Ratings like the “Sierra” list can be a “double-edged sword,” Byrne said. He hopes rankings like these don’t discourage schools who may see themselves as falling behind in the race to be green.
“If it creates healthy competition and collaboration to be greener, then I think it’s a good thing,” Byrne said. “If it increases the gap between schools that place a high priority on being sustainable and schools that don’t, it may not be as helpful.”
And Jenks-Jay stressed the importance of not letting such lists “go to our heads.” She predicted that, as more schools focus their attention on sustainability, rankings like the “Sierra” list will become even more competitive in coming years. Middlebury cannot afford to rest on our laurels, she said.
The more important question, she noted, is “What’s next?”

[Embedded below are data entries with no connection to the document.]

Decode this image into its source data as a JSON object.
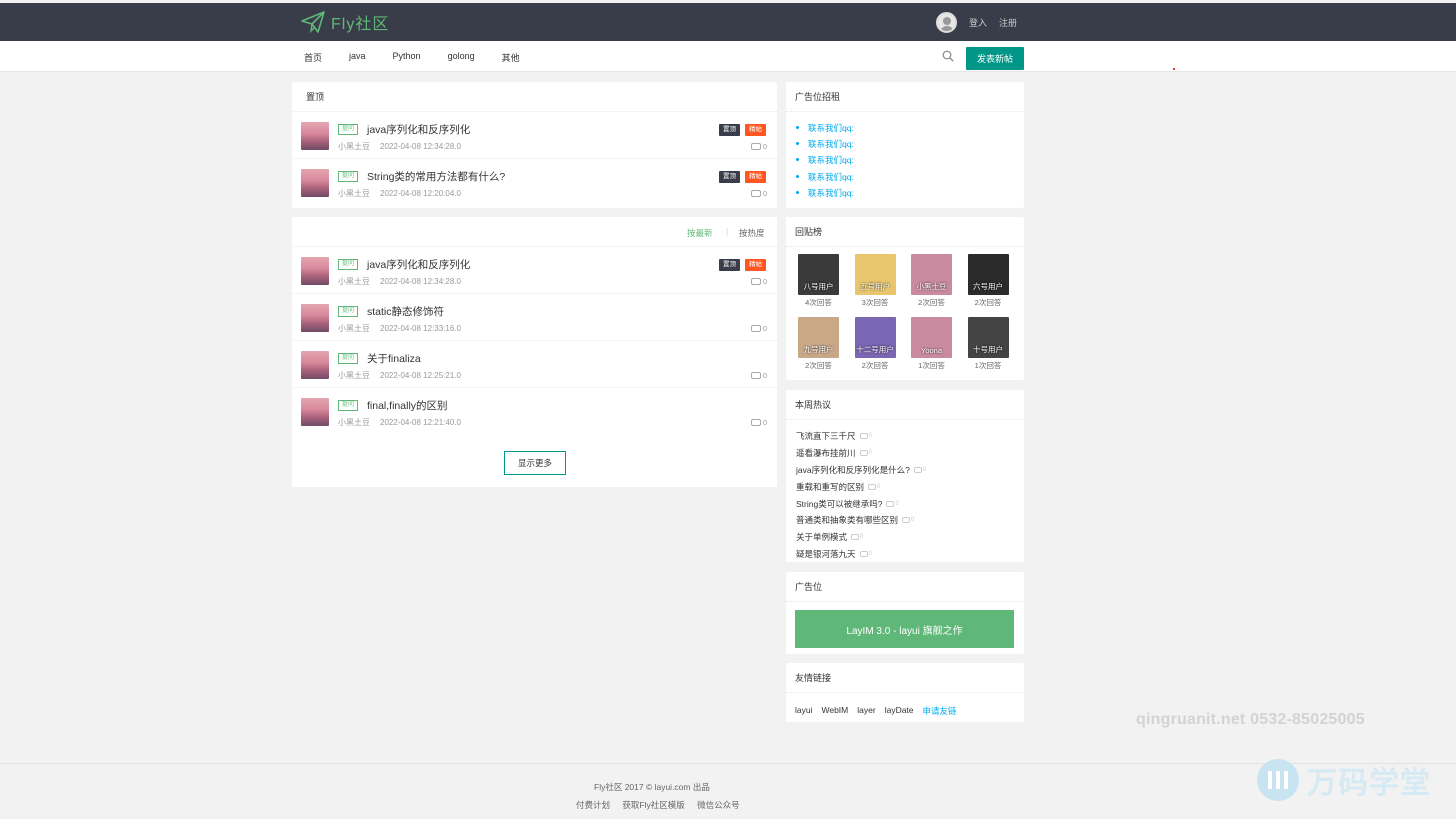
{
  "header": {
    "logo_text": "Fly社区",
    "login": "登入",
    "register": "注册"
  },
  "nav": {
    "items": [
      "首页",
      "java",
      "Python",
      "golong",
      "其他"
    ],
    "post_button": "发表新帖"
  },
  "top_panel": {
    "title": "置顶",
    "posts": [
      {
        "category": "提问",
        "title": "java序列化和反序列化",
        "author": "小黑土豆",
        "date": "2022-04-08 12:34:28.0",
        "badges": [
          "置顶",
          "精帖"
        ],
        "comments": "0"
      },
      {
        "category": "提问",
        "title": "String类的常用方法都有什么?",
        "author": "小黑土豆",
        "date": "2022-04-08 12:20:04.0",
        "badges": [
          "置顶",
          "精帖"
        ],
        "comments": "0"
      }
    ]
  },
  "list_panel": {
    "sort_latest": "按最新",
    "sort_sep": "|",
    "sort_hot": "按热度",
    "posts": [
      {
        "category": "提问",
        "title": "java序列化和反序列化",
        "author": "小黑土豆",
        "date": "2022-04-08 12:34:28.0",
        "badges": [
          "置顶",
          "精帖"
        ],
        "comments": "0"
      },
      {
        "category": "提问",
        "title": "static静态修饰符",
        "author": "小黑土豆",
        "date": "2022-04-08 12:33:16.0",
        "badges": [],
        "comments": "0"
      },
      {
        "category": "提问",
        "title": "关于finaliza",
        "author": "小黑土豆",
        "date": "2022-04-08 12:25:21.0",
        "badges": [],
        "comments": "0"
      },
      {
        "category": "提问",
        "title": "final,finally的区别",
        "author": "小黑土豆",
        "date": "2022-04-08 12:21:40.0",
        "badges": [],
        "comments": "0"
      }
    ],
    "more_button": "显示更多"
  },
  "ad_panel": {
    "title": "广告位招租",
    "links": [
      "联系我们qq:",
      "联系我们qq:",
      "联系我们qq:",
      "联系我们qq:",
      "联系我们qq:"
    ]
  },
  "reply_panel": {
    "title": "回贴榜",
    "users": [
      {
        "name": "八号用户",
        "count": "4次回答",
        "color": "#3a3a3a"
      },
      {
        "name": "五号用户",
        "count": "3次回答",
        "color": "#e9c66e"
      },
      {
        "name": "小黑土豆",
        "count": "2次回答",
        "color": "#c98aa0"
      },
      {
        "name": "六号用户",
        "count": "2次回答",
        "color": "#2b2b2b"
      },
      {
        "name": "九号用户",
        "count": "2次回答",
        "color": "#c9a888"
      },
      {
        "name": "十二号用户",
        "count": "2次回答",
        "color": "#7a66b2"
      },
      {
        "name": "Yoona",
        "count": "1次回答",
        "color": "#c98aa0"
      },
      {
        "name": "十号用户",
        "count": "1次回答",
        "color": "#444444"
      }
    ]
  },
  "hot_panel": {
    "title": "本周热议",
    "items": [
      {
        "title": "飞流直下三千尺",
        "count": "0"
      },
      {
        "title": "遥看瀑布挂前川",
        "count": "0"
      },
      {
        "title": "java序列化和反序列化是什么?",
        "count": "0"
      },
      {
        "title": "重载和重写的区别",
        "count": "0"
      },
      {
        "title": "String类可以被继承吗?",
        "count": "0"
      },
      {
        "title": "普通类和抽象类有哪些区别",
        "count": "0"
      },
      {
        "title": "关于单例模式",
        "count": "0"
      },
      {
        "title": "疑是银河落九天",
        "count": "0"
      }
    ]
  },
  "ad2_panel": {
    "title": "广告位",
    "banner": "LayIM 3.0 - layui 旗舰之作"
  },
  "friend_panel": {
    "title": "友情链接",
    "links": [
      "layui",
      "WebIM",
      "layer",
      "layDate"
    ],
    "apply": "申请友链"
  },
  "footer": {
    "line1": "Fly社区 2017 © layui.com 出品",
    "links": [
      "付费计划",
      "获取Fly社区模版",
      "微信公众号"
    ]
  },
  "watermark": {
    "text": "qingruanit.net 0532-85025005",
    "brand": "万码学堂"
  },
  "colors": {
    "header_bg": "#393d49",
    "accent_green": "#5fb878",
    "teal": "#009688",
    "hot_orange": "#ff5722",
    "link_blue": "#01aaed"
  }
}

Nevertheless, it is important to “stop, reflect and celebrate,” Jenks-Jay said. And last week, on the lawn beside the college’s new environmental center — the cornerstone of the program on campus that opened last fall — members of the Environmental Studies department did just that.
The atmosphere was jovial as professors, staff members and alumni gathered to celebrate the latest success — complete with a few lighthearted exclamations from Professor of Biology and Environmental Studies Stephen Trombulak of “number one!” and “Rose Bowl!”
“Sierra” judged schools in 10 categories: policies for building, energy, food, investment, procurement, and transportation; curriculum; environmental activism; waste management; and overall commitment to sustainability.
A perfect score would give a school 100 points. Middlebury College snagged an “A”-worthy 93.
Rounding out a solid success for the Green Mountain State in green ratings, the University of Vermont ranked third on the “Sierra” list, drawing praise for buying dining-hall food from local farmers, supplying 60 percent of the campus power needs with sustainable energy and providing biodiesel shuttles.
Other schools in the top-10 rankings included the University of Colorado at Boulder, Warren Wilson College, Evergreen State College, Arizona State University at Tempe, University of Florida at Gainesville, Oberlin College, University of Washington at Seattle and Tufts University.
“We are glad to see so many other colleges and universities joining the effort to help assure that we effectively meet the environmental, economic and social challenges of our time,” Byrne said. “It’s needed.”